- Mrs Bennet and her daughters from Pride and Prejudice by Jane Austen: Depending on how you read her, Mrs Bennet is either a self-centred, mercenary schemer or a frivolous, empty-headed Regency lady with too much time on her hands. Yet although Mrs Bennet is clearly the object of fun in Austen’s novel, I’m tempted to think that her desperate desire to marry off her daughters stems from a real affection for them. Mrs Bennet wants to see her daughters married comfortably; in fact, she’s the only person in the novel who thinks seriously about how dangerous the girls’ future might be if they don’t have well-off husbands. You could say that she’s actually a very caring mother, in her own, very… special way.
- Eustace Scrubb and Jill Pole from the Narnia series by C.S. Lewis: I’m sure many people see the potential for romance in the future of these characters, but I prefer to take a more innocent approach. Eustace and Jill are reluctant allies, thrown together on a quest, and throughout their adventures, and their friendship with Puddleglum the Marsh-Wiggle, they build mutual trust and respect.
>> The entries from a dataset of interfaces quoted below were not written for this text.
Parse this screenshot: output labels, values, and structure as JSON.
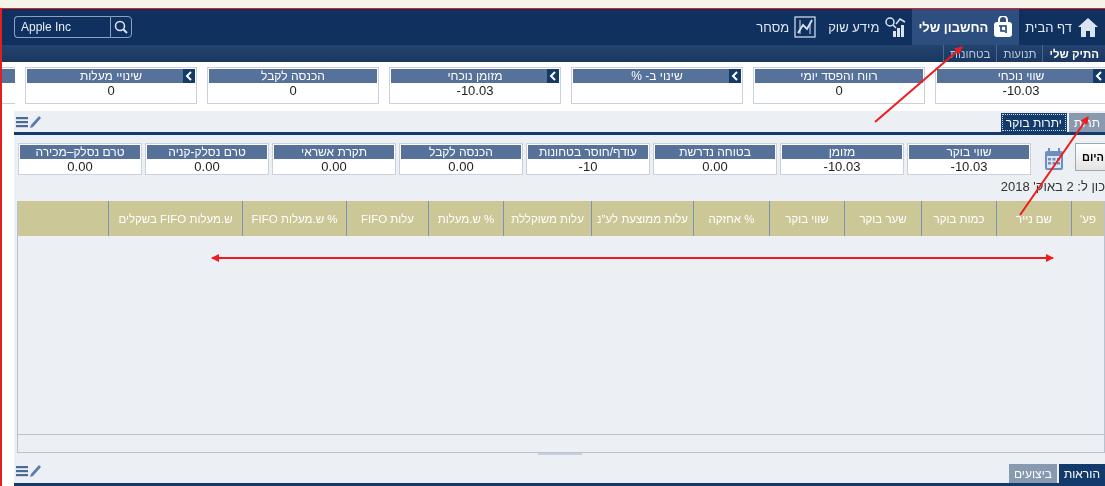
{
  "nav": {
    "items": [
      {
        "label": "דף הבית",
        "selected": false
      },
      {
        "label": "החשבון שלי",
        "selected": true
      },
      {
        "label": "מידע שוק",
        "selected": false
      },
      {
        "label": "מסחר",
        "selected": false
      }
    ],
    "search": {
      "value": "Apple Inc"
    }
  },
  "subnav": [
    {
      "label": "התיק שלי",
      "selected": true
    },
    {
      "label": "תנועות",
      "selected": false
    },
    {
      "label": "בטחונות",
      "selected": false
    }
  ],
  "summary_cards": [
    {
      "label": "שווי נוכחי",
      "value": "-10.03",
      "expandable": true
    },
    {
      "label": "רווח והפסד יומי",
      "value": "0",
      "expandable": false
    },
    {
      "label": "שינוי ב- %",
      "expandable": true
    },
    {
      "label": "מזומן נוכחי",
      "value": "-10.03",
      "expandable": true
    },
    {
      "label": "הכנסה לקבל",
      "value": "0",
      "expandable": false
    },
    {
      "label": "שינויי מעלות",
      "value": "0",
      "expandable": true
    }
  ],
  "panel": {
    "tabs": [
      {
        "label": "תרות",
        "selected": false
      },
      {
        "label": "יתרות בוקר",
        "selected": true
      }
    ],
    "today_button": "היום",
    "cards": [
      {
        "label": "שווי בוקר",
        "value": "-10.03"
      },
      {
        "label": "מזומן",
        "value": "-10.03"
      },
      {
        "label": "בטוחה נדרשת",
        "value": "0.00"
      },
      {
        "label": "עודף/חוסר בטחונות",
        "value": "-10"
      },
      {
        "label": "הכנסה לקבל",
        "value": "0.00"
      },
      {
        "label": "תקרת אשראי",
        "value": "0.00"
      },
      {
        "label": "טרם נסלק-קניה",
        "value": "0.00"
      },
      {
        "label": "טרם נסלק–מכירה",
        "value": "0.00"
      }
    ],
    "as_of": "כון ל: 2 באוק' 2018",
    "table": {
      "columns": [
        "פע'",
        "שם נייר",
        "כמות בוקר",
        "שער בוקר",
        "שווי בוקר",
        "% אחזקה",
        "עלות ממוצעת לע\"נ",
        "עלות משוקללת",
        "% ש.מעלות",
        "עלות FIFO",
        "% ש.מעלות FIFO",
        "ש.מעלות FIFO בשקלים"
      ]
    }
  },
  "bottom_tabs": [
    {
      "label": "הוראות",
      "selected": true
    },
    {
      "label": "ביצועים",
      "selected": false
    }
  ]
}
- Cassandra and Mr Mortmain from I Capture the Castle by Dodie Smith: This is not, perhaps, my favourite father-daughter story of all time, but when I was compiling this list it leapt into my mind. Mr Mortmain is the self-absorbed author of a famous work of fiction, but is struggling with writer’s block, and has isolated himself from his family and from the outside world. One of my favourite parts of the book (and film) is when his daughter Cassandra takes matters into her own hands, and locks him in a tower to force him to write. It’s here that they re-forge their relationship, in a moment that is also key in Cassandra’s development towards adulthood.
- Katniss and Prim from The Hunger Games by Suzanne Collins: I’m a sucker for a good story about sisters, as you can probably tell, and The Hunger Games is one of my favourites from the past few years. Katniss is literally willing to die for her sister, and although she spends most of the series apart from Prim, their affection for one another remains strong – as does Katniss’ protective instinct.
- Fezzik and Inigo from The Princess Bride by William Goldman: I’m probably cheating with this one a little, since I read the book so long ago, and my memory of it is overshadowed by the movie, but I love the friendship between Fezzik the giant and Inigo, the fencing Spaniard on a revenge mission. These two have their own history, their own in-jokes, and their own private games. They’re just a great match.
What are your favourite non-romantic love stories? What kinds of stories do you prefer?
You can find more Top Ten Tuesday here.